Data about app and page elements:
--------------------

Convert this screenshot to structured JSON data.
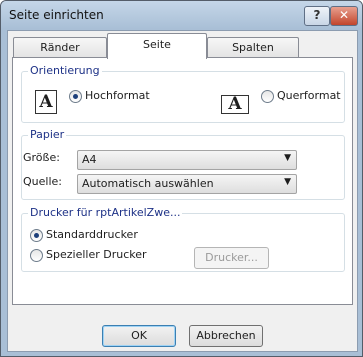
{
  "window": {
    "title": "Seite einrichten"
  },
  "titlebar_buttons": {
    "help": "?",
    "close": "✕"
  },
  "tabs": [
    {
      "label": "Ränder",
      "active": false
    },
    {
      "label": "Seite",
      "active": true
    },
    {
      "label": "Spalten",
      "active": false
    }
  ],
  "orientation": {
    "group_label": "Orientierung",
    "portrait_label": "Hochformat",
    "landscape_label": "Querformat",
    "portrait_icon": "A",
    "landscape_icon": "A",
    "selected": "portrait"
  },
  "paper": {
    "group_label": "Papier",
    "size_label": "Größe:",
    "size_value": "A4",
    "source_label": "Quelle:",
    "source_value": "Automatisch auswählen"
  },
  "printer": {
    "group_label": "Drucker für rptArtikelZwe...",
    "default_label": "Standarddrucker",
    "specific_label": "Spezieller Drucker",
    "printer_button": "Drucker...",
    "selected": "default"
  },
  "footer": {
    "ok": "OK",
    "cancel": "Abbrechen"
  }
}
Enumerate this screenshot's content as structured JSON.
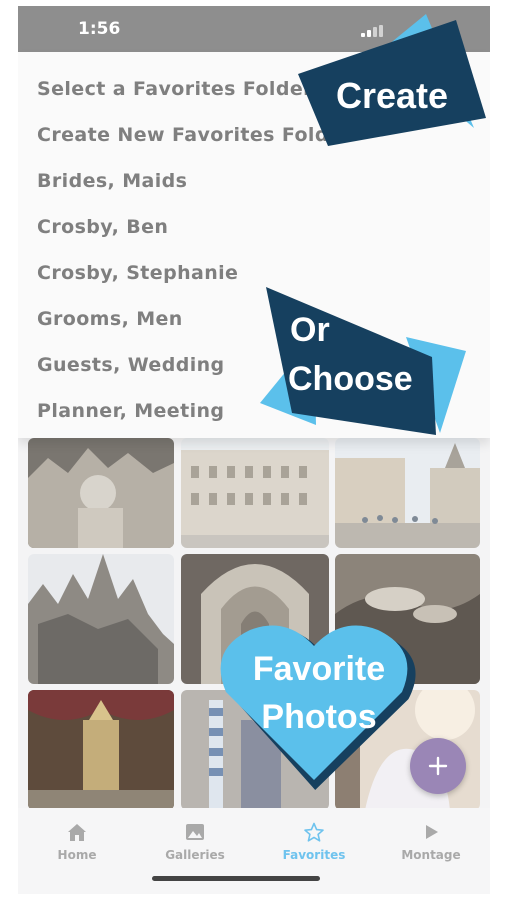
{
  "status_bar": {
    "time": "1:56"
  },
  "menu": {
    "items": [
      "Select a Favorites Folder",
      "Create New Favorites Folder",
      "Brides, Maids",
      "Crosby, Ben",
      "Crosby, Stephanie",
      "Grooms, Men",
      "Guests, Wedding",
      "Planner, Meeting"
    ]
  },
  "overlays": {
    "create": "Create",
    "or": "Or",
    "choose": "Choose",
    "favorite_line1": "Favorite",
    "favorite_line2": "Photos"
  },
  "tabs": [
    {
      "label": "Home",
      "icon": "home-icon"
    },
    {
      "label": "Galleries",
      "icon": "image-icon"
    },
    {
      "label": "Favorites",
      "icon": "star-icon",
      "active": true
    },
    {
      "label": "Montage",
      "icon": "play-icon"
    }
  ],
  "fab": {
    "symbol": "+"
  },
  "colors": {
    "accent": "#6fc3ee",
    "navy": "#16405f",
    "sky": "#5bc0eb",
    "fab": "#9a86b6"
  }
}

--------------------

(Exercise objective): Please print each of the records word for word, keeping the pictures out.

(Result):
Convert this screenshot to structured JSON data.
{
  "window": {
    "title": "Seite einrichten"
  },
  "titlebar_buttons": {
    "help": "?",
    "close": "✕"
  },
  "tabs": [
    {
      "label": "Ränder",
      "active": false
    },
    {
      "label": "Seite",
      "active": true
    },
    {
      "label": "Spalten",
      "active": false
    }
  ],
  "orientation": {
    "group_label": "Orientierung",
    "portrait_label": "Hochformat",
    "landscape_label": "Querformat",
    "portrait_icon": "A",
    "landscape_icon": "A",
    "selected": "portrait"
  },
  "paper": {
    "group_label": "Papier",
    "size_label": "Größe:",
    "size_value": "A4",
    "source_label": "Quelle:",
    "source_value": "Automatisch auswählen"
  },
  "printer": {
    "group_label": "Drucker für rptArtikelZwe...",
    "default_label": "Standarddrucker",
    "specific_label": "Spezieller Drucker",
    "printer_button": "Drucker...",
    "selected": "default"
  },
  "footer": {
    "ok": "OK",
    "cancel": "Abbrechen"
  }
}
Enumerate this screenshot's content as structured JSON.
{
  "status_bar": {
    "time": "1:56"
  },
  "menu": {
    "items": [
      "Select a Favorites Folder",
      "Create New Favorites Folder",
      "Brides, Maids",
      "Crosby, Ben",
      "Crosby, Stephanie",
      "Grooms, Men",
      "Guests, Wedding",
      "Planner, Meeting"
    ]
  },
  "overlays": {
    "create": "Create",
    "or": "Or",
    "choose": "Choose",
    "favorite_line1": "Favorite",
    "favorite_line2": "Photos"
  },
  "tabs": [
    {
      "label": "Home",
      "icon": "home-icon"
    },
    {
      "label": "Galleries",
      "icon": "image-icon"
    },
    {
      "label": "Favorites",
      "icon": "star-icon",
      "active": true
    },
    {
      "label": "Montage",
      "icon": "play-icon"
    }
  ],
  "fab": {
    "symbol": "+"
  },
  "colors": {
    "accent": "#6fc3ee",
    "navy": "#16405f",
    "sky": "#5bc0eb",
    "fab": "#9a86b6"
  }
}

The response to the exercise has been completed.